• Data extract:
=-=-=

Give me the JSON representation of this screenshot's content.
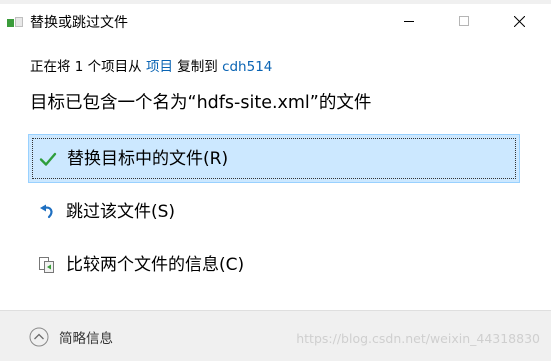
{
  "window": {
    "title": "替换或跳过文件"
  },
  "message": {
    "prefix": "正在将 1 个项目从 ",
    "source": "项目",
    "middle": " 复制到 ",
    "destination": "cdh514",
    "headline": "目标已包含一个名为“hdfs-site.xml”的文件"
  },
  "options": [
    {
      "label": "替换目标中的文件(R)",
      "icon": "check-icon",
      "selected": true
    },
    {
      "label": "跳过该文件(S)",
      "icon": "undo-arrow-icon",
      "selected": false
    },
    {
      "label": "比较两个文件的信息(C)",
      "icon": "compare-files-icon",
      "selected": false
    }
  ],
  "footer": {
    "details_label": "简略信息",
    "watermark": "https://blog.csdn.net/weixin_44318830"
  },
  "colors": {
    "link": "#0a64b4",
    "selected_bg": "#cce8ff",
    "selected_border": "#99d1ff",
    "check": "#2e9e3c",
    "undo": "#1e6fc1"
  }
}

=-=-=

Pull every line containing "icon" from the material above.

• Result of this task:
      "icon": "check-icon",
      "icon": "undo-arrow-icon",
      "icon": "compare-files-icon",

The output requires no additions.